It was really, really delightful revisiting WarioWare: Mega Microgames. At least I know I haven’t aged out of the weird, dumbass sense of humor this game carries in spades; I think I’ve been laughing about Mona just crashing dozens of cop cars ever since I did her level. Anywho, Micro Minigames can feel a little basic at times - a short length and, depending on how long you play this title for, microgames can grow a little repetitive. But I digress - it’s a fantastic offering that really brought Wario’s character into his own, apart from just being an evil, dumber, greedier, fatter Mario, and seeing the little side-universe sprout up around him, as weird as it is, is fantastic… and we haven’t even met Ashley yet! In any case, Warioware: Mega Microgames is worth your time, be it for a trip to the past or to dip your toes into WarioWare’s wackiness - you won’t regret it, even if you have to look at Wario’s ugly mug for a while all the same!

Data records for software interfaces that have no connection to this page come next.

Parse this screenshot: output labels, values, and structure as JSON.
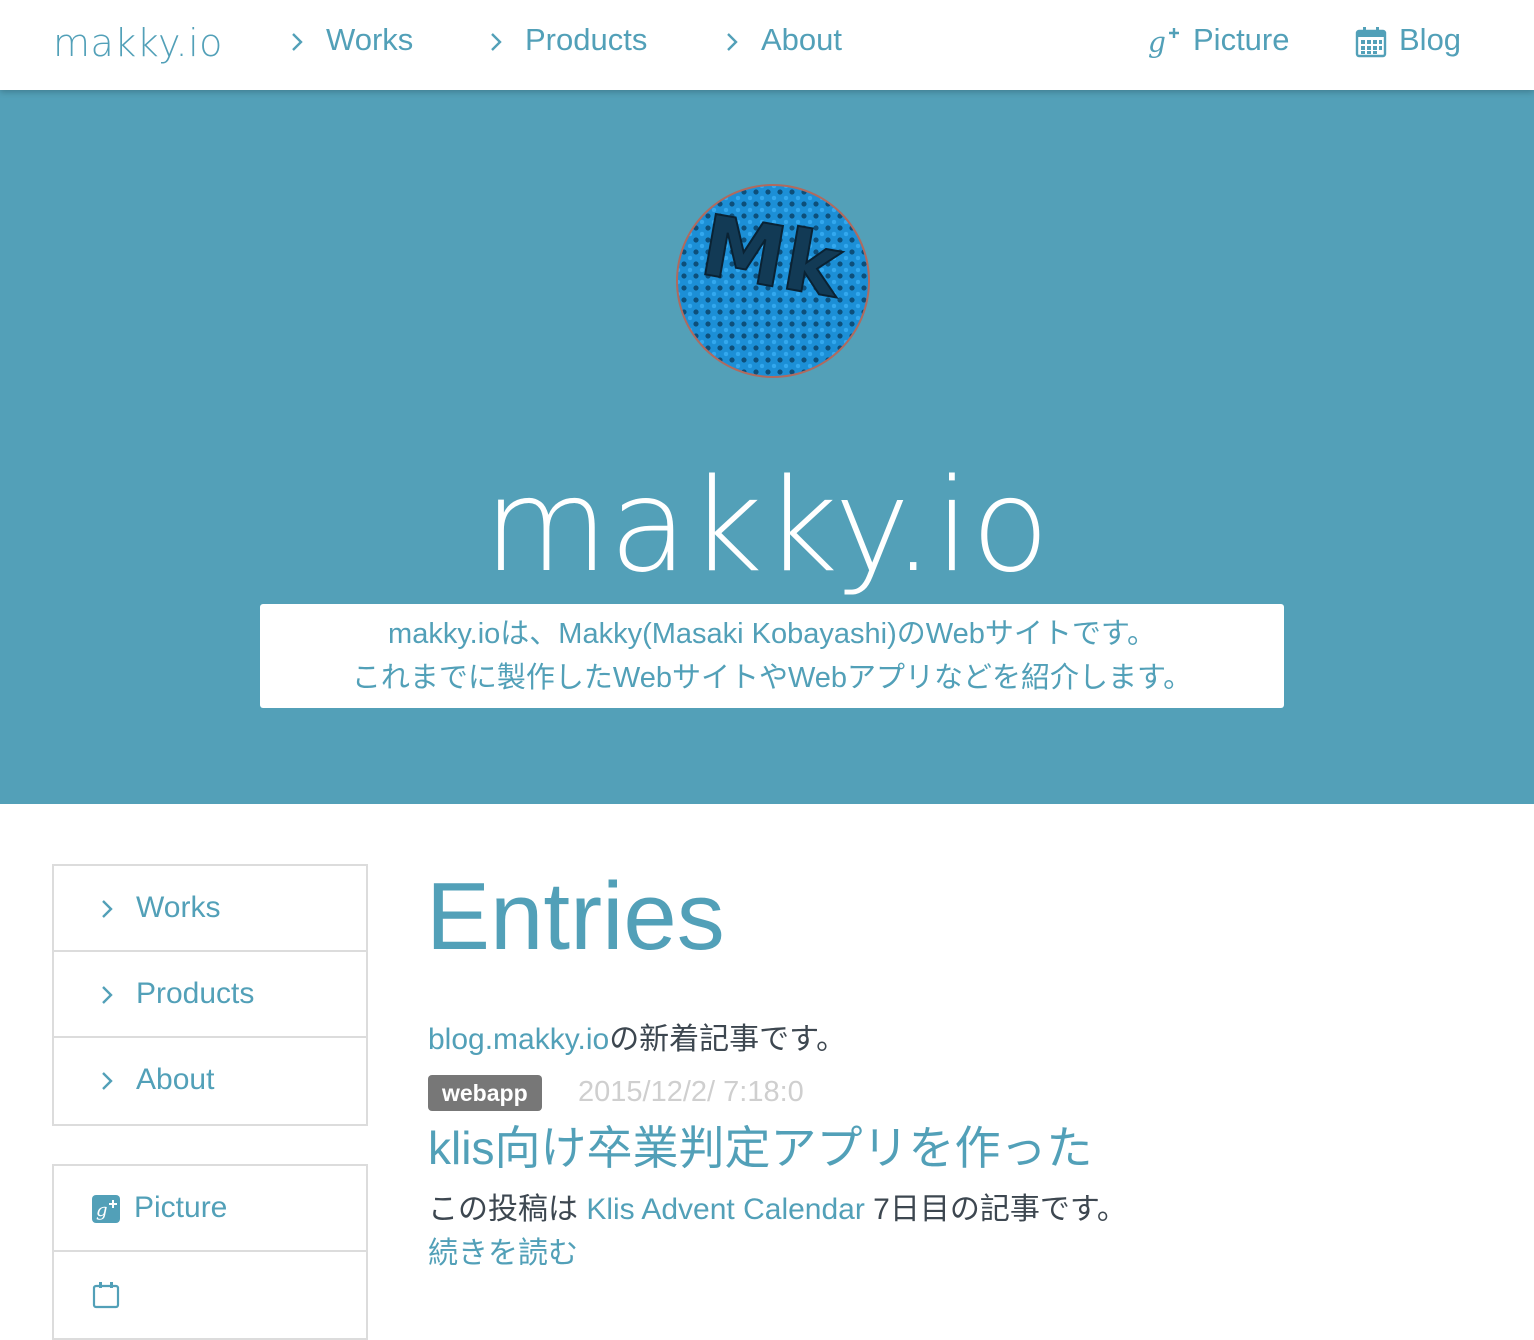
{
  "navbar": {
    "brand": "makky.io",
    "links": [
      {
        "label": "Works",
        "icon": "chevron-right-icon"
      },
      {
        "label": "Products",
        "icon": "chevron-right-icon"
      },
      {
        "label": "About",
        "icon": "chevron-right-icon"
      }
    ],
    "right_links": [
      {
        "label": "Picture",
        "icon": "google-plus-icon"
      },
      {
        "label": "Blog",
        "icon": "calendar-icon"
      }
    ]
  },
  "hero": {
    "avatar_text": "Mk",
    "title": "makky.io",
    "description_line1": "makky.ioは、Makky(Masaki Kobayashi)のWebサイトです。",
    "description_line2": "これまでに製作したWebサイトやWebアプリなどを紹介します。"
  },
  "sidebar": {
    "nav_items": [
      {
        "label": "Works",
        "icon": "chevron-right-icon"
      },
      {
        "label": "Products",
        "icon": "chevron-right-icon"
      },
      {
        "label": "About",
        "icon": "chevron-right-icon"
      }
    ],
    "ext_items": [
      {
        "label": "Picture",
        "icon": "google-plus-square-icon"
      },
      {
        "label": "",
        "icon": "calendar-icon"
      }
    ]
  },
  "main": {
    "heading": "Entries",
    "intro_link": "blog.makky.io",
    "intro_text": "の新着記事です。",
    "entry": {
      "tag": "webapp",
      "date": "2015/12/2/ 7:18:0",
      "title": "klis向け卒業判定アプリを作った",
      "excerpt_before": "この投稿は ",
      "excerpt_link": "Klis Advent Calendar",
      "excerpt_after": " 7日目の記事です。",
      "read_more": "続きを読む"
    }
  },
  "colors": {
    "accent": "#52a0b8",
    "hero_bg": "#53a0b8",
    "text": "#3d4750",
    "tag_bg": "#777777",
    "date": "#cfcfcf",
    "border": "#dcdcdc"
  }
}
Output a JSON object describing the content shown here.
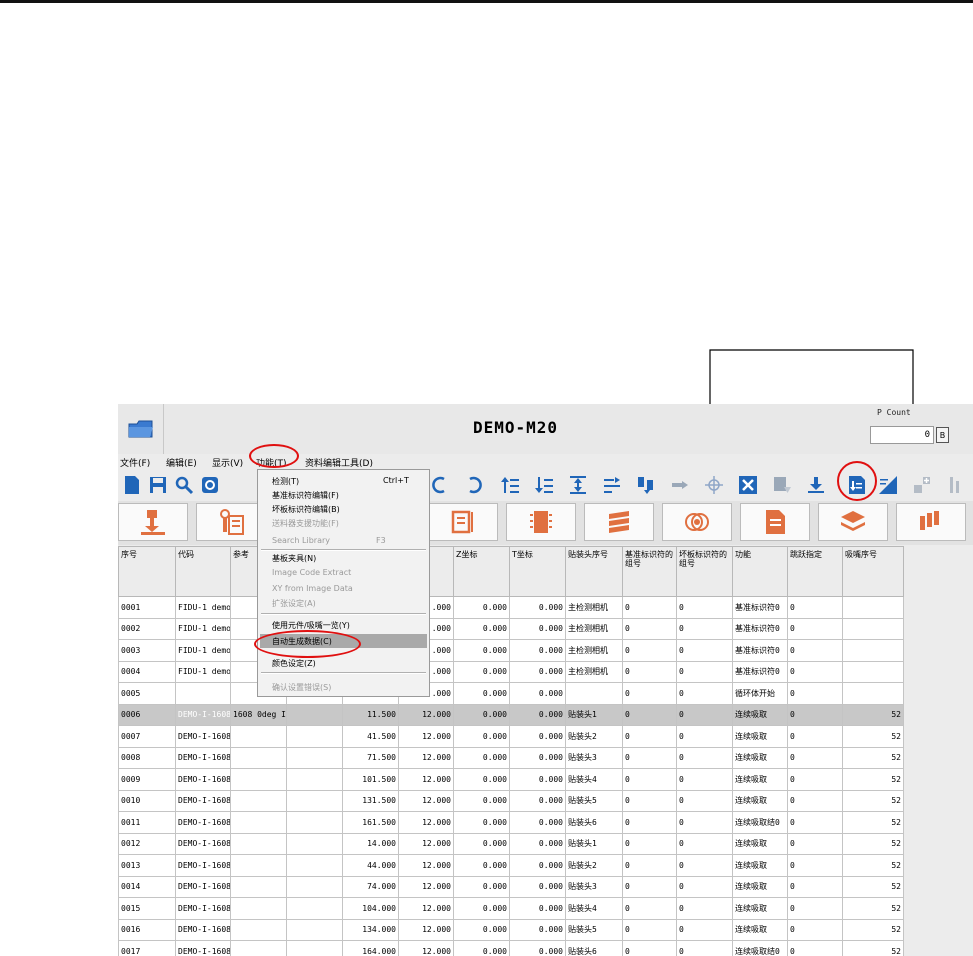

Thank you so much for reading my review of WarioWare: Mega Microgames! Another milestone - 30 games! I genuinely can’t believe I made it this far, I half expected for me to be my good old lazy self and just give up after a handful. I’m just that kind of jackass. Anywho, there’ll be one more game this year, and we’ll be playing a Christmas themed game… which you’d actually be surprised how few GBA games revolve around Christmas. I mean, there isn’t even a Grinch game! As always, you can find me over @Lemmy7003 on Twitter, or you can email me on cckaiju@gmail.com if you have any questions or requests. Thanks for reading, I’ll see you in my last review of the year!